Jamaica Observer By Desmond Allen — Eight of the biggest European reggae festivals have warned of a dim future for the Jamaican music, citing a huge 50 per cent drop in audiences combining with skyrocketing artiste fees, up to three times previous rates, in the face of a growing preference for other genres of music on the continent.
A staunch ally of reggae — the music that was spawned in the sprawling slums of western Kingston — Europe stages 15 reggae festivals annually since the 1970s, emerging as a staple for every major act from Jamaica who can depend on the usually well-attended concerts for critical earnings.
“We can’t ignore the elephant in the room: Audience attendance at dedicated reggae festivals is declining. Outside the festival season, there are fewer venue shows played by reggae artistes. They don’t tour as intensively as they used to,” the eight said in an unprecedented joint statement Saturday.
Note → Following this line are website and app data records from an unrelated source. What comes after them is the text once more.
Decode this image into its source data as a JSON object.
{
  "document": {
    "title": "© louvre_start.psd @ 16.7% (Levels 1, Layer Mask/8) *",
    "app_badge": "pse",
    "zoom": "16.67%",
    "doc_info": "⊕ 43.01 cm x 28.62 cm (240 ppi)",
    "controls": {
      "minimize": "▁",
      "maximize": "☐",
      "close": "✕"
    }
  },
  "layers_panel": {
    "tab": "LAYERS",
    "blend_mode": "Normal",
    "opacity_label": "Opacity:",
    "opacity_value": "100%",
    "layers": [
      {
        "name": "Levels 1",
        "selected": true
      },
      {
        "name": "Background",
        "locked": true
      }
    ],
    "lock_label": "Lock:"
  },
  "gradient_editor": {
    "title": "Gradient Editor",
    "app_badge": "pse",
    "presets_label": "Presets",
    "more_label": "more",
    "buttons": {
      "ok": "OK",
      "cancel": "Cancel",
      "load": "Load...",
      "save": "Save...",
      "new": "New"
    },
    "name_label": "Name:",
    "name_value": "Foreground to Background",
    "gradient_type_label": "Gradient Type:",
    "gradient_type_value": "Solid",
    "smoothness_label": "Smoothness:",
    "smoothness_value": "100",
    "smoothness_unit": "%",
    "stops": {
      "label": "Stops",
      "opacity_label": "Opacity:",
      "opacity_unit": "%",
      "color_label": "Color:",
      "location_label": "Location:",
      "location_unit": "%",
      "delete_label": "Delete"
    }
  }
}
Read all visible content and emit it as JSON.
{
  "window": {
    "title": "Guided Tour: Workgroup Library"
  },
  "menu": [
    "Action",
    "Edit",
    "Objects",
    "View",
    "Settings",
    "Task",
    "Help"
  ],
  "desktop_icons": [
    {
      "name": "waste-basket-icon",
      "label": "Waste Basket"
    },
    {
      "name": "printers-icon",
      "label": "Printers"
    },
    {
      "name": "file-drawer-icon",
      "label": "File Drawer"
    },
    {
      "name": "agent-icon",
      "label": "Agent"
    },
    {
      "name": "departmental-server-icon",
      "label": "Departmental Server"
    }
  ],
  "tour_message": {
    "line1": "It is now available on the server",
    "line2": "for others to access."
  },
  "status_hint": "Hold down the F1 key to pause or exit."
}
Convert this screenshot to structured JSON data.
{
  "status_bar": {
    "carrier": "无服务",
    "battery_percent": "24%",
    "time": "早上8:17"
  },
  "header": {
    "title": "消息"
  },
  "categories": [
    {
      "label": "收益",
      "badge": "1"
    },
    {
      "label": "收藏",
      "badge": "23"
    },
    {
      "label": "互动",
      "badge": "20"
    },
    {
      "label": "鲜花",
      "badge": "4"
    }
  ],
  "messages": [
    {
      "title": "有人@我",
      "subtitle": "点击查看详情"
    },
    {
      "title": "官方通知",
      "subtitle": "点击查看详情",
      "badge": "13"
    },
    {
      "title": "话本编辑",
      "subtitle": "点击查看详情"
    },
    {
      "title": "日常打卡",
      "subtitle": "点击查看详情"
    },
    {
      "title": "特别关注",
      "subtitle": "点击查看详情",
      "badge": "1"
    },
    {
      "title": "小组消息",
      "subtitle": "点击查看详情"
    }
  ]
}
“At the same time, the fees proposed have skyrocketed and don’t reflect the potential audience attraction artistes generate. As a result, promoters are obligated to pay fees that are not proportionate to ticket sales, resulting in exploding artistic budgets and increased operational costs,” they said.
Among the most telling findings by the festival organisers is that, “Since the pandemic, new styles like Afrobeat, trap, and urban are conquering the new generation audience with strong marketing campaigns and replacing in most countries’ spots historically belonging to reggae and dancehall”.
The reggae promoters met 18 days ago in Benicassim, Spain, home of one of the biggest reggae festivals, to assess the future of the music and search for solutions, in order to craft “a common approach to safeguard the future of reggae music on the European continent”.
The eight organisations at the meeting were: Rototom Sunsplash (Spain); Summerjam Festival (Germany); Reggae Geel (Belgium); No Logo BZH (France); Reggae Sundance (the Netherlands); Uppsala Reggae Festival (Sweden); Reggae Lake Festival (the Netherlands) and Uprising Festival (Slovakia).
“We’re all in this together; we’re working hard to promote the music we love dearly, and we are sure addressing these issues is the way forward in the years to come. We’re confident that other reggae festivals in Europe will be ready to join in,” the joint statement said.
The dispatch was issued over the signature of Danielle Pater, artistic director of Reggae Geel, who is no stranger to Jamaica, taking the trek annually to the island to recruit for her festival, described as the closest in resemblance to a Jamaican event.
Named after the city in which it is held, Reggae Geel itself marked its 45th anniversary last month when it announced as the featured artistes the likes of Burning Spear, Tarrus Riley, Marcia Griffiths, Lone Ranger, Tanya Stephens, Kabaka Pyramid, Micah Shemaiah, Yaksta, Johnny Osbourne, Mr Vegas, Chi Ching Ching, Richie Spice, and Jesse Royal.
Queried by the Jamaica Observer, Pater said festivals which usually drew between 7,000 and 20,000 patrons per day had seen their numbers plummet by an average of 50 per cent per day, compared to the previous editions.
“Without going into details, we can easily say that after COVID, the fees from numerous artistes doubled or, in some cases, even tripled,” she told the Observer.
The festival organisers described their deliberations as “lively, productive, and positive discussions rooted in a joint commitment to build a European reggae scene for the future”, noting that they had launched the idea of starting a European Reggae Festival Association.
Reggae action at the Rototom Sunsplash in Spain (Photo: Ranieri Furlan)
International Reggae Superstar Marcia Griffiths
The statement said: “This association could be an idea-sharing platform, focusing on shared challenges:
• promoting dialogue between festivals and artistes on the current market situation.
• facilitating collaborations between Europe’s reggae festivals.
• help artistes to build their live audience more actively instead of only their online following, by joint support.
• design specific joint actions to support reggae music.
•find agreements, settlements, and regulations with major principles with artistes/management and festival/promoters, based on professionalism, quality, and liability, and to share the principles of unity, solidarity, and respect.”
It added: “Better organisational capabilities, working together more closely, and professionalising our cherished scene are crucial for future success. By coming together, reasoning on our shared challenges and future, and stipulating plans of approach, we want to set a higher bar and give reggae music the future and audience attendance it deserves.”
Over the years, other top draws for the festivals have included Bunny Wailer; Desmond Dekker and the Aces; Freddie McGregor; Ziggy Marley; Barrington Levy; Third World; Sugar Minott; Stone Love; Max Romeo; U-Roy; Lady Saw, as well as big reggae names from other countries which have embraced the music.
Top Feature Photo Reggae Festival at Geel, Belgium